Tech savvy connecting at Hackerspace
It just might be the fastest growing club in town.
Nelson Tech Club started out in the back room of a local computer store and as word spread – almost in a rumour-like fashion, more and more new people came to check it out, said club president Brad Pommen.
“It seemed every week someone new would come through the doors,” he said. “We almost had to keep it under wraps sometimes because we knew if we had another influx of people, we’d have nowhere to put them.”
Tech Club is an inclusive club focusing on computers, programming, electronics and robotics – all under the umbrella of technology. They host weekly meetings called Hackerspace at the Selkirk College Annex Building up at the 10th street campus.
Started in Oct. 2010 by Pommen, a computer programmer by trade, the club just celebrated its second anniversary having moved four times prior to their current location. Over 200 new people have attended a Hackerspace since its inception.
When Pommen moved to Nelson that spring, he knew there was a bit of a technology following; it was a matter of connecting and organization.
“These are all areas that pique everybody’s interest and this is the social outlet to share it at,” he said.
Tech club members are anyone with a keen interest in technology whether they’re involved in the industry directly or not. All ages are represented from seven to 70-years-old, said Pommen.
“Because of the varied experience of the members, you get some people that will know one subject and know nothing about another one. It’s varied so anyone who comes though the door, will typically find a few people that will have an idea what he or she is talking about,” he said. “There are all levels of experience. Some people can barely turn on a computer and others know how to program it. We really try and find ways that everyone can talk the same language.”
There are about 15 to 30 people at any given meeting and the group delves into projects involving media and design, photo shopping and video editing or programming video games. They use equipment such as soldering irons and something called an Arduino, a computer controller about the size of a pack of gum. It allows the hook up of sensors, buttons and lights – anything that allows you to make an interactive project.
“It can be an art project. This can be a tracker that watches the sun and moves something along the way. It can be a door sensor. It can be pretty much anything that anyone can dream up,” said Pommen. “You can modify a toy, modify a gadget and hook this up to it and it ads a whole new level that you couldn’t do otherwise. It opens up doors and breaks down the barriers for you.”

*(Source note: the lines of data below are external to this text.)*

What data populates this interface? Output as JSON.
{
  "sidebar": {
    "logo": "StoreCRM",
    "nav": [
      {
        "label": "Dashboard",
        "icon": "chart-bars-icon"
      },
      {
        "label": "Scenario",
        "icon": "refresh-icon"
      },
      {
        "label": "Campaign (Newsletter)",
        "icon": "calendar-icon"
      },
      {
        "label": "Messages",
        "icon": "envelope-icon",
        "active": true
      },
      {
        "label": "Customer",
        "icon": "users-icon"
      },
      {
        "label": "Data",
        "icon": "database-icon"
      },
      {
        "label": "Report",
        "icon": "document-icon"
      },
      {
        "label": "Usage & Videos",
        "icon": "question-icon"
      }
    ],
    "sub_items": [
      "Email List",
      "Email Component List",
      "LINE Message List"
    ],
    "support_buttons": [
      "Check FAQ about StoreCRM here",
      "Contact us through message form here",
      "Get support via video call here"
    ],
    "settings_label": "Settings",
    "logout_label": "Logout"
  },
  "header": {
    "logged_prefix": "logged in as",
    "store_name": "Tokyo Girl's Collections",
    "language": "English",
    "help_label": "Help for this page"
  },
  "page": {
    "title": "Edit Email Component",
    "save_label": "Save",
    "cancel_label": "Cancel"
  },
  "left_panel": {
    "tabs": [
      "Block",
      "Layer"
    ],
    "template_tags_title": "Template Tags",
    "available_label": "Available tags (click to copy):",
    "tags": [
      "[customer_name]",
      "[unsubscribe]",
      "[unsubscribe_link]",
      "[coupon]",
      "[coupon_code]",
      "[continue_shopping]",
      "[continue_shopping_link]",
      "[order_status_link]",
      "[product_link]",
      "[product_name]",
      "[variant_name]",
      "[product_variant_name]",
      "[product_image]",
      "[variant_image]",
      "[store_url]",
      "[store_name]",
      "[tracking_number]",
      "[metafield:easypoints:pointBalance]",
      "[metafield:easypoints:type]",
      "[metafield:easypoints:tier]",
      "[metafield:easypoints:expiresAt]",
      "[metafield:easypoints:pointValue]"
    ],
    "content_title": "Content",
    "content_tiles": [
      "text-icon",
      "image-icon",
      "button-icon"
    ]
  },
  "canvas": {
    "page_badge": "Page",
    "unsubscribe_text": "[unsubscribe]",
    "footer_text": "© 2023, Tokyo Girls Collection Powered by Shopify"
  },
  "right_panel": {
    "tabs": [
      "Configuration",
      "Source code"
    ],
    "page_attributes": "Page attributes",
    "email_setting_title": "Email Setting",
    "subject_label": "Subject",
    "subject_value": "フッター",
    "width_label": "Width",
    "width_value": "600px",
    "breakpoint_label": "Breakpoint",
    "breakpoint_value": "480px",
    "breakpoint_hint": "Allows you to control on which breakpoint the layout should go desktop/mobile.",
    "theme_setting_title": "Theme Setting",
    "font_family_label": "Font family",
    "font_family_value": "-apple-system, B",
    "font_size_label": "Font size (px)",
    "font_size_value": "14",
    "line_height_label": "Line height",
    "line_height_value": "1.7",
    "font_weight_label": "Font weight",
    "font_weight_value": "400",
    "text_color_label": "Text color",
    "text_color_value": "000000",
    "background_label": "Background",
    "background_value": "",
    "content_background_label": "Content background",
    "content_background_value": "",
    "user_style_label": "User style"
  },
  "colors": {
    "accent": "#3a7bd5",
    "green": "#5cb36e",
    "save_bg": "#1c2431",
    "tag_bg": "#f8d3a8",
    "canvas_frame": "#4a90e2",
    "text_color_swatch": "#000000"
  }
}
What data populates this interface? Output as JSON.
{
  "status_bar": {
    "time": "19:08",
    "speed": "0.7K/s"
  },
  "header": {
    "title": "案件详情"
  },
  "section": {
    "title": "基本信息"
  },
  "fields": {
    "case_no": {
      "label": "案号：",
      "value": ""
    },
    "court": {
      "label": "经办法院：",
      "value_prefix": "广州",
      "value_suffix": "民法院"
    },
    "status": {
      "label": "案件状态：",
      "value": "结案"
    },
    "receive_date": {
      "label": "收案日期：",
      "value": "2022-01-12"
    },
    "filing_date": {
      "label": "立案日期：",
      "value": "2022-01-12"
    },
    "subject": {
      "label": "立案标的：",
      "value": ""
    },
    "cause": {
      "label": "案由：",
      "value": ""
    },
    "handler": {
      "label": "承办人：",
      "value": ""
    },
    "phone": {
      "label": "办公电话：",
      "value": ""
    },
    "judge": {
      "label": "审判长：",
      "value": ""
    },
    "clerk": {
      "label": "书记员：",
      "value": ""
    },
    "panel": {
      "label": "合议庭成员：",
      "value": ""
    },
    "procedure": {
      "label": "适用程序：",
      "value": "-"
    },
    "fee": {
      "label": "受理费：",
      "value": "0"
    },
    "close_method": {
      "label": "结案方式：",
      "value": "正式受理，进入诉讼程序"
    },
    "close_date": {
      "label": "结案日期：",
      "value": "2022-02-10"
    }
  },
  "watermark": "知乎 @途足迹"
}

The Arduino allows computer programming to go from the screen to the physical world so enhances the learning experience, he said.
“It allows real world objects to now become your playthings in a digital world. With things like iPhones and such, they’re built so you can never really play with them or tamper with them or fix them, really,” described Pommen with great enthusiasm. “This is the whole other side of the coin where you can do that. You can solder things, you can break things on purpose but do it in a way that it actually makes sense.”
Getting their hands into things are Thibaud (16) and Akira (14) Engelbrecht.
Thibaud joined Tech Club after attending with his younger brother and friends. He wasn’t sure at first and spent the first meeting watching what the others were doing.
“It was fun,” he said and has since returned every week.
The boys’ mom, Maya Engelbrecht is enthusiastic about the potential for learning that this club gives her sons.
“The club provides an great opportunity for my teenage boys to explore technology in a small town and to learn from others who share the same interests,” she said.
Mentoring young technology savvy kids is an important component of the club, explained Pommen. He wants to see more connection to schools where these subjects aren’t readily available for students already exhibiting a keen interest. Hackerspace isn’t about doing a project for someone; it’s about showing them the way or leading by example.
“One person does something and everyone learns from that example,” he said.
Other communities are also learning from the example Nelson Tech Club is setting.
A very popular event held in November, RoboGames featured robots using Arduino brains. Over 100 people attended the games for 11 to 17-year-olds.
“Those people are now talking about the tech club and what we’re doing. We’re branching out to about a 100-mile radius in the community now. From Trail to Rossland to Kaslo and New Denver, Creston to Kelowna, people are connecting to our club to find out how they can start this up in their community,” said Pommen.
Hackerspace host Selkirk College has supported the club from the very beginning, because they see that continuing education component. They recognize Tech Club introduces programs to kids who will become their next generation of students. These connections are something that Pommen is happy to maintain and grow.
“We’re excited to find ways to get the community more involved,” he said.
As the club advances with that comes members with expertise on grant writing. Tech club recently secured $4000 earmarked for new laptops.
“It’s just been a tremendous year of growth for the club and we’re excited to see what we can do with it,” Pommen said.
There are over 1000 Hackerspaces worldwide with the local group meeting on Wednesdays from 6 to 8 p.m. There is a $2 drop in fee to support tools needed.